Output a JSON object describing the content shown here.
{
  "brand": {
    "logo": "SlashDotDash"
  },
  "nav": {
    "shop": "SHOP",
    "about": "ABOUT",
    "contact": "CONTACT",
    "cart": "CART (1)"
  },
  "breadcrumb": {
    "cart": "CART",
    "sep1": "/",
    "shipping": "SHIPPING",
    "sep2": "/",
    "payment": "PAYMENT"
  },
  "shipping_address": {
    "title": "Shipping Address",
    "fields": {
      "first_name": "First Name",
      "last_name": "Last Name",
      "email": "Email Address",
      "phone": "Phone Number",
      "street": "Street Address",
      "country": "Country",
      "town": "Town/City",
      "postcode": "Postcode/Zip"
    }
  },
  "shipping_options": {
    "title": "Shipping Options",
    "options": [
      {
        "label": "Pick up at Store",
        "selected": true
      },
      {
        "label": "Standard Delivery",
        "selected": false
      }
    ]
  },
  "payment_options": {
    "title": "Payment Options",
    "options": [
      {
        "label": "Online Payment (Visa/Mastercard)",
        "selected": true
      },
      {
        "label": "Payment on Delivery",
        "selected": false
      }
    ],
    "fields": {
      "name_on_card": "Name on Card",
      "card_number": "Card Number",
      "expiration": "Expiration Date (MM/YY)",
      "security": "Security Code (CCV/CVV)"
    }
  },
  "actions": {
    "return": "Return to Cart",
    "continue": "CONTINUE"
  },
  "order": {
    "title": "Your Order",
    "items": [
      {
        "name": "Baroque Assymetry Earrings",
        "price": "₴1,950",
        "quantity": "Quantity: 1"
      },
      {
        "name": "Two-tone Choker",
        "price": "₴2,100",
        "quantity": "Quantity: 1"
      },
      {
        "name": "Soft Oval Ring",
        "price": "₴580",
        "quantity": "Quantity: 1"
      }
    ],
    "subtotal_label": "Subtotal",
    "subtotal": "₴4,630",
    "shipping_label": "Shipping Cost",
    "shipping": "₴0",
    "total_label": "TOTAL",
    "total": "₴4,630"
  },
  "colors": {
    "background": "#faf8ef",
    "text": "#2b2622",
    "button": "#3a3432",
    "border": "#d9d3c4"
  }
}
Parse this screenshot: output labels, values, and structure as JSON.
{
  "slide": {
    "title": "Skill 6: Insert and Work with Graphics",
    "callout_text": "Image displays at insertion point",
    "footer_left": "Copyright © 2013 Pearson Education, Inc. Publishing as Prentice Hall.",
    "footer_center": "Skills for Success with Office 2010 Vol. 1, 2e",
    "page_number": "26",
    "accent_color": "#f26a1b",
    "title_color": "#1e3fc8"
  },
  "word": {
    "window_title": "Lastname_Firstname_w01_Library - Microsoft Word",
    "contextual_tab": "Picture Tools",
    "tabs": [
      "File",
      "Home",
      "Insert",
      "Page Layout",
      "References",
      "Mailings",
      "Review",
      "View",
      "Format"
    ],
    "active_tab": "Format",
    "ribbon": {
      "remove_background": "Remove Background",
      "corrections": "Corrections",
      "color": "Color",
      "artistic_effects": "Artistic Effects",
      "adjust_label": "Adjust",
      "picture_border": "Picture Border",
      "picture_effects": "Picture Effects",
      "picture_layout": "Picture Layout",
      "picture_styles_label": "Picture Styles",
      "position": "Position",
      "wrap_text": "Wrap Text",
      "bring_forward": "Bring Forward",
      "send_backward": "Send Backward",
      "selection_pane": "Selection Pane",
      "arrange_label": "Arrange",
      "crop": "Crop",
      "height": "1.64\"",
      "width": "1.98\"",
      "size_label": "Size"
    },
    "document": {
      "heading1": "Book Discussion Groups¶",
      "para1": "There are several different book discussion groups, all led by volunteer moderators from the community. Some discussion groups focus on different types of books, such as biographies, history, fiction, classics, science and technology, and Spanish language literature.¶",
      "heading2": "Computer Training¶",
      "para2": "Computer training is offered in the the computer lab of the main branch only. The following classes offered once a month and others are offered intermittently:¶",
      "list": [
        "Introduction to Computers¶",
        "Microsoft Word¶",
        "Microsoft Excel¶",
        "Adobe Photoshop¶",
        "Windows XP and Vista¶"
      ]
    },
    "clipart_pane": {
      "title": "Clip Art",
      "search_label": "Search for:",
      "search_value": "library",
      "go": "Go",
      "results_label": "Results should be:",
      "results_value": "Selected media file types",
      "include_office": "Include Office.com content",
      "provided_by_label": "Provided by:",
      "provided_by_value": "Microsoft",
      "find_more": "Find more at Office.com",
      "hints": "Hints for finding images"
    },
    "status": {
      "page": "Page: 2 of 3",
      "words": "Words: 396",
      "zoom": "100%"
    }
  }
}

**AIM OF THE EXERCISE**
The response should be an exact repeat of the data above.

**EXERCISE ANSWER**
Output a JSON object describing the content shown here.
{
  "brand": {
    "logo": "SlashDotDash"
  },
  "nav": {
    "shop": "SHOP",
    "about": "ABOUT",
    "contact": "CONTACT",
    "cart": "CART (1)"
  },
  "breadcrumb": {
    "cart": "CART",
    "sep1": "/",
    "shipping": "SHIPPING",
    "sep2": "/",
    "payment": "PAYMENT"
  },
  "shipping_address": {
    "title": "Shipping Address",
    "fields": {
      "first_name": "First Name",
      "last_name": "Last Name",
      "email": "Email Address",
      "phone": "Phone Number",
      "street": "Street Address",
      "country": "Country",
      "town": "Town/City",
      "postcode": "Postcode/Zip"
    }
  },
  "shipping_options": {
    "title": "Shipping Options",
    "options": [
      {
        "label": "Pick up at Store",
        "selected": true
      },
      {
        "label": "Standard Delivery",
        "selected": false
      }
    ]
  },
  "payment_options": {
    "title": "Payment Options",
    "options": [
      {
        "label": "Online Payment (Visa/Mastercard)",
        "selected": true
      },
      {
        "label": "Payment on Delivery",
        "selected": false
      }
    ],
    "fields": {
      "name_on_card": "Name on Card",
      "card_number": "Card Number",
      "expiration": "Expiration Date (MM/YY)",
      "security": "Security Code (CCV/CVV)"
    }
  },
  "actions": {
    "return": "Return to Cart",
    "continue": "CONTINUE"
  },
  "order": {
    "title": "Your Order",
    "items": [
      {
        "name": "Baroque Assymetry Earrings",
        "price": "₴1,950",
        "quantity": "Quantity: 1"
      },
      {
        "name": "Two-tone Choker",
        "price": "₴2,100",
        "quantity": "Quantity: 1"
      },
      {
        "name": "Soft Oval Ring",
        "price": "₴580",
        "quantity": "Quantity: 1"
      }
    ],
    "subtotal_label": "Subtotal",
    "subtotal": "₴4,630",
    "shipping_label": "Shipping Cost",
    "shipping": "₴0",
    "total_label": "TOTAL",
    "total": "₴4,630"
  },
  "colors": {
    "background": "#faf8ef",
    "text": "#2b2622",
    "button": "#3a3432",
    "border": "#d9d3c4"
  }
}
Parse this screenshot: output labels, values, and structure as JSON.
{
  "slide": {
    "title": "Skill 6: Insert and Work with Graphics",
    "callout_text": "Image displays at insertion point",
    "footer_left": "Copyright © 2013 Pearson Education, Inc. Publishing as Prentice Hall.",
    "footer_center": "Skills for Success with Office 2010 Vol. 1, 2e",
    "page_number": "26",
    "accent_color": "#f26a1b",
    "title_color": "#1e3fc8"
  },
  "word": {
    "window_title": "Lastname_Firstname_w01_Library - Microsoft Word",
    "contextual_tab": "Picture Tools",
    "tabs": [
      "File",
      "Home",
      "Insert",
      "Page Layout",
      "References",
      "Mailings",
      "Review",
      "View",
      "Format"
    ],
    "active_tab": "Format",
    "ribbon": {
      "remove_background": "Remove Background",
      "corrections": "Corrections",
      "color": "Color",
      "artistic_effects": "Artistic Effects",
      "adjust_label": "Adjust",
      "picture_border": "Picture Border",
      "picture_effects": "Picture Effects",
      "picture_layout": "Picture Layout",
      "picture_styles_label": "Picture Styles",
      "position": "Position",
      "wrap_text": "Wrap Text",
      "bring_forward": "Bring Forward",
      "send_backward": "Send Backward",
      "selection_pane": "Selection Pane",
      "arrange_label": "Arrange",
      "crop": "Crop",
      "height": "1.64\"",
      "width": "1.98\"",
      "size_label": "Size"
    },
    "document": {
      "heading1": "Book Discussion Groups¶",
      "para1": "There are several different book discussion groups, all led by volunteer moderators from the community. Some discussion groups focus on different types of books, such as biographies, history, fiction, classics, science and technology, and Spanish language literature.¶",
      "heading2": "Computer Training¶",
      "para2": "Computer training is offered in the the computer lab of the main branch only. The following classes offered once a month and others are offered intermittently:¶",
      "list": [
        "Introduction to Computers¶",
        "Microsoft Word¶",
        "Microsoft Excel¶",
        "Adobe Photoshop¶",
        "Windows XP and Vista¶"
      ]
    },
    "clipart_pane": {
      "title": "Clip Art",
      "search_label": "Search for:",
      "search_value": "library",
      "go": "Go",
      "results_label": "Results should be:",
      "results_value": "Selected media file types",
      "include_office": "Include Office.com content",
      "provided_by_label": "Provided by:",
      "provided_by_value": "Microsoft",
      "find_more": "Find more at Office.com",
      "hints": "Hints for finding images"
    },
    "status": {
      "page": "Page: 2 of 3",
      "words": "Words: 396",
      "zoom": "100%"
    }
  }
}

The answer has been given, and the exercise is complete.